Transitioning a family farm to this new model has been a long and expensive journey.  It’s involved building a brand new dairy that can comfortably house the growing calves alongside their mums.  When an initial trial run in 2012 failed due to management and financial pressures there was no shortage of helpful comments from their dairy farming friends, neighbours and relatives!  

Dumfries & Galloway, where the Finlay’s farm, is home to 45% of Scotland’s dairy industry, so introducing a radically different dairy model in the heart of one of the UK’s biggest dairy regions has not been without challenge.  David added:

“Many people in the farming industry think we’re completely crazy.  Financially it’s been extremely challenging, but the cows and calves just love it. We’ve given ourselves 3 years to break-even and 18 months in, we are already seeing some daylight.  It’s been a steep learning curve and we’ve had to learn a lot of things as we go along, but the benefits are clear.  

“Our cows are living around twice as long as those on an intensive dairy farm and our calves are growing almost twice as quickly as typical dairy calves.  At the same time our reliance on inputs, such as cereals and chemicals, has reduced substantially and we’ve increased the net amount of food in our global food system by around 80%.”  

While the Finlay’s are the largest farm in the UK to adopt this approach (and the only one in Scotland) they are by no means on their own.  Last month a new website was launched which lists another seven farms who have adopted the same approach.  It’s a supportive network of pioneering farms which between them produce a diverse mix of Cow with Calf dairy products.   

Artisan cheese is the product the Finlay’s have chosen to focus on and their new The Ethical Dairy cheese brand is being launched this month through independent retailers, specialist cheese outlets and direct through their own website.  
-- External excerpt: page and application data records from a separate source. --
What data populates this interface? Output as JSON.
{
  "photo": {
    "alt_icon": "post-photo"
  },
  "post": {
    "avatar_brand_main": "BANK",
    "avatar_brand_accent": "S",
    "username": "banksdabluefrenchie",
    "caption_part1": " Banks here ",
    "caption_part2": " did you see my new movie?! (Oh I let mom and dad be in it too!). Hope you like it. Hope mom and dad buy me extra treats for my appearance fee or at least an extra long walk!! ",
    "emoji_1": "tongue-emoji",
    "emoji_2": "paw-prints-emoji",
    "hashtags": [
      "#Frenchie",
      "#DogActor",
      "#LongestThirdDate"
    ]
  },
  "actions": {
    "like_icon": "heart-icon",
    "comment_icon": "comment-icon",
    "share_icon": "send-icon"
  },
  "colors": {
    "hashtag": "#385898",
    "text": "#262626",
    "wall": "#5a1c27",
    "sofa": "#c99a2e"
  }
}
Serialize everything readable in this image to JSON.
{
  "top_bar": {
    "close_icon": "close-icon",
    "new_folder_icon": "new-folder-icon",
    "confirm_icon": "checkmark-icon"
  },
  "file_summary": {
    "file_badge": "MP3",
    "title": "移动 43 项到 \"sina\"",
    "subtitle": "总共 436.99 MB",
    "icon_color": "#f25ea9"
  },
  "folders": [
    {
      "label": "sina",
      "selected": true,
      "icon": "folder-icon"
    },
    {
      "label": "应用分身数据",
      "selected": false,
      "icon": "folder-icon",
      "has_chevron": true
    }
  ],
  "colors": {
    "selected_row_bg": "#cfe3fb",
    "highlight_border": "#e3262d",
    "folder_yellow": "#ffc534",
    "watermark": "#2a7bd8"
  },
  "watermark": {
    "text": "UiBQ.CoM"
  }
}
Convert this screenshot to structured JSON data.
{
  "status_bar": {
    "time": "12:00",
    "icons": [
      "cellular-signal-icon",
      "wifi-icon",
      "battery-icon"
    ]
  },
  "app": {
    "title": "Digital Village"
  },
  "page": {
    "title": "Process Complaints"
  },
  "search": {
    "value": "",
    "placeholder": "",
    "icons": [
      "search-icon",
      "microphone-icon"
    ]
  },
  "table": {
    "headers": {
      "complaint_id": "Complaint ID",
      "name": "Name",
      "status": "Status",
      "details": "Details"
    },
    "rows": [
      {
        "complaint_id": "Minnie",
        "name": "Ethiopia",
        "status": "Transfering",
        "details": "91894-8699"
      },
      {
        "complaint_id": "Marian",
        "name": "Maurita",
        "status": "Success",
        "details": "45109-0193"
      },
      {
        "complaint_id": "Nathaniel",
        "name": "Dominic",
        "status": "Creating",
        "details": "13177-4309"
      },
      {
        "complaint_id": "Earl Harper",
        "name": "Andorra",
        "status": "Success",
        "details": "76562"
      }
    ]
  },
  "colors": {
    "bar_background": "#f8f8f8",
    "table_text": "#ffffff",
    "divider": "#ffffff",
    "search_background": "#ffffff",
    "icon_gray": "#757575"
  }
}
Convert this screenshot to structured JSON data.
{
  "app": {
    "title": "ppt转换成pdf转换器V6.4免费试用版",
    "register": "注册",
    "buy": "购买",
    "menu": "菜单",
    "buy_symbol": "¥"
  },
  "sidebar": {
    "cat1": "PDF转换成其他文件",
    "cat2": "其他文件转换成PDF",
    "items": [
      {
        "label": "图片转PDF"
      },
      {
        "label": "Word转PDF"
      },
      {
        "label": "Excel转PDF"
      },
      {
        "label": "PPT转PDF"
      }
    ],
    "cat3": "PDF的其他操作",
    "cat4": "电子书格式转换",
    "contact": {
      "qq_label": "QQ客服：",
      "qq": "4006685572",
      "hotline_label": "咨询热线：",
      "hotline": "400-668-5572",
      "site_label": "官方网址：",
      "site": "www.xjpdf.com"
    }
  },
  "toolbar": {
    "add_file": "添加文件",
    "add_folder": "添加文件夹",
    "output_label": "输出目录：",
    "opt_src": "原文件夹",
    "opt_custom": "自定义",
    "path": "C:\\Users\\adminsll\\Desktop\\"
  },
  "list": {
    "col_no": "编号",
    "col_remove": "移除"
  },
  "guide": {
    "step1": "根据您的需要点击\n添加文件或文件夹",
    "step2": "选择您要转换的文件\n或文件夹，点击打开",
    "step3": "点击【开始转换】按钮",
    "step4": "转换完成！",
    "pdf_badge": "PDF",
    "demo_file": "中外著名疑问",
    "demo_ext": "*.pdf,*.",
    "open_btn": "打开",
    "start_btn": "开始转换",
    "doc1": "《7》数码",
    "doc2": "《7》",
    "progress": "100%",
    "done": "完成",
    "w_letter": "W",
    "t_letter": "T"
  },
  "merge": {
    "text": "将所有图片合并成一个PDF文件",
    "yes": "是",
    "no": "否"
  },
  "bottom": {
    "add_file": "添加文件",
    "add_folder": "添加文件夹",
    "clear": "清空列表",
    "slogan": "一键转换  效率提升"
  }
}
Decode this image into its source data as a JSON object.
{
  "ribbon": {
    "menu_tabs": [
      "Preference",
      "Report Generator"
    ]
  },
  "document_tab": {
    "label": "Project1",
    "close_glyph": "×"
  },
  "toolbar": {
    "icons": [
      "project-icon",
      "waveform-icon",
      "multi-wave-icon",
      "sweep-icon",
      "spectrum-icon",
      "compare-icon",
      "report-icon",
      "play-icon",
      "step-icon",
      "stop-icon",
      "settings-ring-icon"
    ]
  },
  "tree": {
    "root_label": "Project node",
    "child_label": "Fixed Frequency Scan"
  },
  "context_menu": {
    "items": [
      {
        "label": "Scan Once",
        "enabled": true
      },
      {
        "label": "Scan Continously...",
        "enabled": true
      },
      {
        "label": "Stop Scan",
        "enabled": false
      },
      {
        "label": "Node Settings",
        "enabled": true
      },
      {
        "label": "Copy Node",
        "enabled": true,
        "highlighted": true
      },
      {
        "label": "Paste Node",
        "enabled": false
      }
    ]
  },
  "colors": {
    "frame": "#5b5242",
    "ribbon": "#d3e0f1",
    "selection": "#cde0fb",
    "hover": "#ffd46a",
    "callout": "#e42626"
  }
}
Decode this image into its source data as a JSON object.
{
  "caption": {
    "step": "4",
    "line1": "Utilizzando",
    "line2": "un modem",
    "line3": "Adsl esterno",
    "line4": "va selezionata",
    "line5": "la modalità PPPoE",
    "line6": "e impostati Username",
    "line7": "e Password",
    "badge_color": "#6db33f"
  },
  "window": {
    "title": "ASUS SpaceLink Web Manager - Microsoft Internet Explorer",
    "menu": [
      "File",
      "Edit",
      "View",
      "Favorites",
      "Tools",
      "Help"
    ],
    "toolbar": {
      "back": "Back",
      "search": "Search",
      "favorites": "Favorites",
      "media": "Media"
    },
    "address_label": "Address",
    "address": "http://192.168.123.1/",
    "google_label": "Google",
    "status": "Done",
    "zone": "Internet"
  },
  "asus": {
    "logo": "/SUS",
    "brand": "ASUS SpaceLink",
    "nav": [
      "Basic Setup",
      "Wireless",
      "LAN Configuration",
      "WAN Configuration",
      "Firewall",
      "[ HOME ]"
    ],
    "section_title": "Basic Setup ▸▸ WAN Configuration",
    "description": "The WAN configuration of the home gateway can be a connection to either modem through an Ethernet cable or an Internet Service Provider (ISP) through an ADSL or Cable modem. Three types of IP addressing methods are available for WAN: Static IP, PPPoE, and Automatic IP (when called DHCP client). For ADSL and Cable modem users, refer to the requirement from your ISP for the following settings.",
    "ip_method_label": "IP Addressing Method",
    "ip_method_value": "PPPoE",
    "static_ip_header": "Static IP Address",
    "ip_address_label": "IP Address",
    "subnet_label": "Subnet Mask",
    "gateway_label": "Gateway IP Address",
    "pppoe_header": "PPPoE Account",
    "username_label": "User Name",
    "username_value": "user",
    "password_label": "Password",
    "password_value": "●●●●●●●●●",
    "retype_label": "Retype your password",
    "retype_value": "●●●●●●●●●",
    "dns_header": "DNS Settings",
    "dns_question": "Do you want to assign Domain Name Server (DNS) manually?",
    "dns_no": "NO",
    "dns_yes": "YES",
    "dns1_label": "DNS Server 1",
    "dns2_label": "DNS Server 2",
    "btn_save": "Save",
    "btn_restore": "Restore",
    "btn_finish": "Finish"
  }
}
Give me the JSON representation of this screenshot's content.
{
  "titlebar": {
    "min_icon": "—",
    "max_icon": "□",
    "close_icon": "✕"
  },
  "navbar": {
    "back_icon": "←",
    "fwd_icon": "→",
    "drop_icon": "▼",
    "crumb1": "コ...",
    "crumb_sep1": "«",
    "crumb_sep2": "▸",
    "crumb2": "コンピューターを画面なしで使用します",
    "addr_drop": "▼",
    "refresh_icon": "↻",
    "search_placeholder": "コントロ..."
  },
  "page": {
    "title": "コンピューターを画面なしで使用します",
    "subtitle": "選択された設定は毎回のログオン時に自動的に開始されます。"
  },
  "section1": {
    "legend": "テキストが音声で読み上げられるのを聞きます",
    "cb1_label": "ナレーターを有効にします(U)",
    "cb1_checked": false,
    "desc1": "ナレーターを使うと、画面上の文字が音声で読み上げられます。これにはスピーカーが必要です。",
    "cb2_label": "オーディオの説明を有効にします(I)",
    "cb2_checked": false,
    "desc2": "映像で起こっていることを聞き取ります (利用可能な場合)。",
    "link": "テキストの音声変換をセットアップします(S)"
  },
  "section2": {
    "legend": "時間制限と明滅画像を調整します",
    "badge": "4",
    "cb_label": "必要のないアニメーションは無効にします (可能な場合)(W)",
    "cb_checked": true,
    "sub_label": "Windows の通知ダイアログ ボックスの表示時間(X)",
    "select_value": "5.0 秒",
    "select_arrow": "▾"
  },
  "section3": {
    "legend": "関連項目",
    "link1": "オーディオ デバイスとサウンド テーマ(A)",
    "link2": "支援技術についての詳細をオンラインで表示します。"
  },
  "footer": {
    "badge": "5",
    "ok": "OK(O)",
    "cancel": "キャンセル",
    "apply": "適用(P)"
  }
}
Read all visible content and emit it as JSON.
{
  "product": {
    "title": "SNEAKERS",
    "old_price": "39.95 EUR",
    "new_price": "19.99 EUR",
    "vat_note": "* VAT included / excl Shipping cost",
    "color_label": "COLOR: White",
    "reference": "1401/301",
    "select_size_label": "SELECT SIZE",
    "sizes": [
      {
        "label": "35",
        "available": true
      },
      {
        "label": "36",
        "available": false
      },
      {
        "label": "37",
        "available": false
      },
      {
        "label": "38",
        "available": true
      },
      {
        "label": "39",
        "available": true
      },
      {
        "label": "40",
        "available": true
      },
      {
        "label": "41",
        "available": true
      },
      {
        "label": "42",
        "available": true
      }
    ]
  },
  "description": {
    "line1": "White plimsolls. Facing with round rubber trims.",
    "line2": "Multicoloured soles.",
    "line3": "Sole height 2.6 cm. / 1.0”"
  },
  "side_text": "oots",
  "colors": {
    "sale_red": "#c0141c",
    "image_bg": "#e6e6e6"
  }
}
The opportunity to help establish a new range of artisan cheeses has captured in the interest of award winning cheesemaker Stephen Palmer who joined the business last month from the Isle of Mull.  Stephen specialises in unpasteurised and blue cheese and cheesemaking is in his genes, with Stephen’s uncle Ernie Wagstaff one of only a handful of cheesemakers ever entrusted to produce Colston Bassett’s famed Shropshire Blue.   Stephen said: 

“It is very exciting to be tasked with the job of creating new cheeses from the exceptional milk produced here.  David and Wilma are true pioneers in the dairy industry and I’m looking forward to working with them to create world class cheeses that are as delicious as they are ethically sound.”

For David Finlay the launch of The Ethical Dairy is only the start of the journey, not the end.  His goal is to ‘revolutionise the dairy industry’ by persuading other farmers of the benefits of this new system.  He said: 

“We’ve given ourselves three years to get things to the point where another farmer could visit us and say ‘I could do that’. We also need to get independent professional organisations to study the model and give it their seal of approval and we need to finance the project - we are tenant farmers and banks get very nervous about risky experiments! 

“If all goes to plan we hope to demonstrate that food from the dairy industry can be produced with compassion for our animals, for our people and for our environment. We also hope to show that far from being expensive, food produced this way can actually cost us less.  This is just the beginning.”